  23. Bhatnagar I, Kim SK. Pharmacologically prospective antibiotic agents and their sources:a marine microbial perspective. Environ Toxicol Pharmacol. 2012;34:631-643.
  24. Gerwick WH, Fenner AM. Drug discovery from marine microbes. Microb Ecol. 2013;65:800-806.
  25. Mayer AM, Glaser KB, Cuevas C, et al. The odyssey of marine pharmaceuticals:a current pipeline perspective. Trends Pharmacol Sci. 2010;31(6):255-265.
  26. Raveh A, Delekta PC, Dobry CJ, et al. Discovery of potent broad spectrum antivirals derived from marine actinobacteria. PloS One. 2013;8(12):e82318.
  27. Yasuhara-Bell J, Lu Y. Marine compounds and their antiviral activities. Antiviral Res. 2010;86(3):231-240.
  28. Subramani R, Aalbersberg W. Marine actinomycetes:an ongoing source of novel bioactive metabolites. Microbiol Res. 2012;167(10):571-580.
  29. Berezin V, Abdukhakimova D, Trenozhnikova L, et al. Antiviral activities of extremophilicactinomycetes extracts from Kazakhstan’s unique ecosystems against influenza viruses and paramyxoviruses. Virol J. 2019;16(1):150.
  30. Liu M, Ren M, Zhang Y, et al. Antiviral Activity of Benzoheterocyclic Compounds from Soil-Derived Streptomyces jiujiangensis NBERC-24992. Molecules. 2023;28(2):878.
  31. Bernan VS, Greenstein M, Maiese WM. Marine microorganisms as a source of new natural products. Adv Appl Microbio. 1997;43:57-90.
  32. Ravikumar S, Gnanadesigan M, Saravanan A, Monisha N, Brindha V, Muthumari S. Antagonistic properties of seagrass associated Streptomyces sp. RAUACT-1:a source for anthraquinone rich compound. Asian Pac J Trop Med. 2012;5(11):887-890.
  33. Kwon HJ, Kim HH, Yoon SY, et al. In vitro inhibitory activity of Alpinia katsumadai extracts against influenza virus infection and hemagglutination. Virol J. 2010;7:1-9.
  34. Takahashi Y, Nakashima T. Actinomycetes, an inexhaustible source of naturally occurring antibiotics. Antibiotics. 2018;7(2):45.
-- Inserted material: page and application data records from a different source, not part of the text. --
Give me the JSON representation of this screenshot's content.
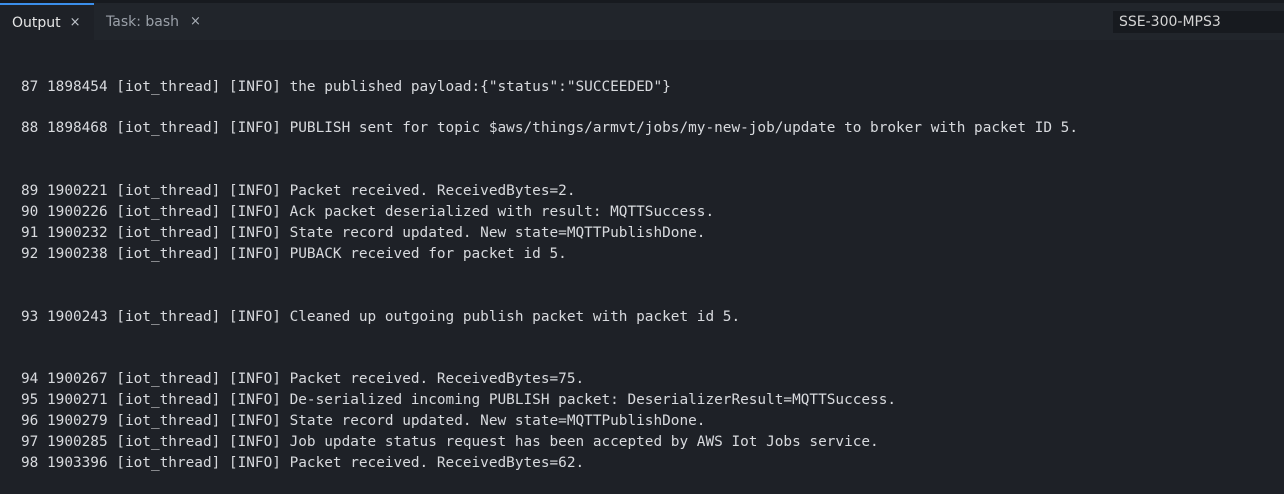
{
  "tabs": {
    "output_label": "Output",
    "task_label": "Task: bash",
    "close_glyph": "×"
  },
  "target_dropdown": {
    "selected": "SSE-300-MPS3"
  },
  "log_lines": [
    "87 1898454 [iot_thread] [INFO] the published payload:{\"status\":\"SUCCEEDED\"}",
    "88 1898468 [iot_thread] [INFO] PUBLISH sent for topic $aws/things/armvt/jobs/my-new-job/update to broker with packet ID 5.",
    "89 1900221 [iot_thread] [INFO] Packet received. ReceivedBytes=2.",
    "90 1900226 [iot_thread] [INFO] Ack packet deserialized with result: MQTTSuccess.",
    "91 1900232 [iot_thread] [INFO] State record updated. New state=MQTTPublishDone.",
    "92 1900238 [iot_thread] [INFO] PUBACK received for packet id 5.",
    "93 1900243 [iot_thread] [INFO] Cleaned up outgoing publish packet with packet id 5.",
    "94 1900267 [iot_thread] [INFO] Packet received. ReceivedBytes=75.",
    "95 1900271 [iot_thread] [INFO] De-serialized incoming PUBLISH packet: DeserializerResult=MQTTSuccess.",
    "96 1900279 [iot_thread] [INFO] State record updated. New state=MQTTPublishDone.",
    "97 1900285 [iot_thread] [INFO] Job update status request has been accepted by AWS Iot Jobs service.",
    "98 1903396 [iot_thread] [INFO] Packet received. ReceivedBytes=62."
  ]
}
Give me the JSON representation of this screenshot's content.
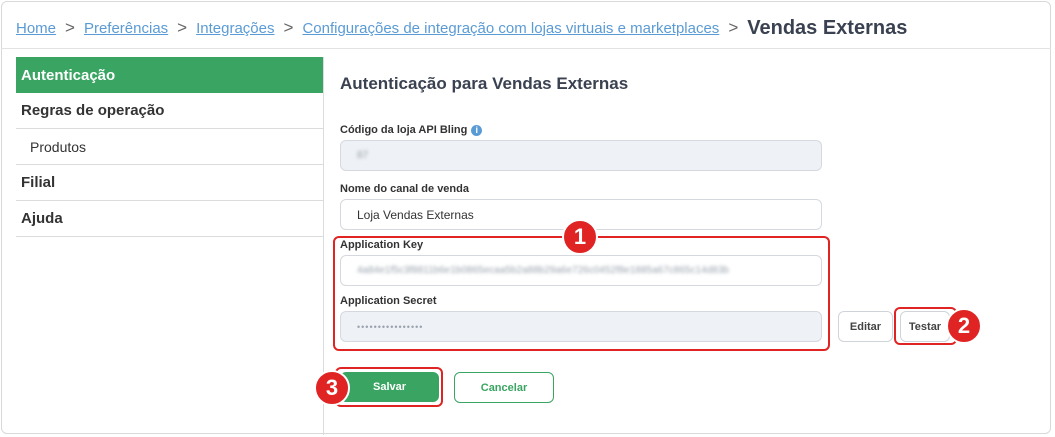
{
  "breadcrumb": {
    "items": [
      "Home",
      "Preferências",
      "Integrações",
      "Configurações de integração com lojas virtuais e marketplaces"
    ],
    "current": "Vendas Externas",
    "separator": ">"
  },
  "sidebar": {
    "items": [
      {
        "label": "Autenticação",
        "active": true
      },
      {
        "label": "Regras de operação"
      },
      {
        "label": "Produtos",
        "sub": true
      },
      {
        "label": "Filial"
      },
      {
        "label": "Ajuda"
      }
    ]
  },
  "form": {
    "title": "Autenticação para Vendas Externas",
    "store_code_label": "Código da loja API Bling",
    "store_code_value": "87",
    "channel_label": "Nome do canal de venda",
    "channel_value": "Loja Vendas Externas",
    "app_key_label": "Application Key",
    "app_key_value": "4a84e1f5c3f8811b6e1b0865ecaa5b2a88b29a6e726c0452f8e1885a67c865c14d83b",
    "app_secret_label": "Application Secret",
    "app_secret_value": "••••••••••••••••"
  },
  "buttons": {
    "edit": "Editar",
    "test": "Testar",
    "save": "Salvar",
    "cancel": "Cancelar"
  },
  "annotations": {
    "badge1": "1",
    "badge2": "2",
    "badge3": "3"
  },
  "colors": {
    "accent": "#3aa562",
    "link": "#5b9bd5",
    "highlight": "#e02424"
  }
}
Article Metrics

Article View: 274

Share This Article

© The Author(s) 2023. Open Access. This article is distributed under the terms of the Creative Commons Attribution 4.0 International License which permits unrestricted use, sharing, distribution, and reproduction in any medium, provided you give appropriate credit to the original author(s) and the source, provide a link to the Creative Commons license, and indicate if changes were made.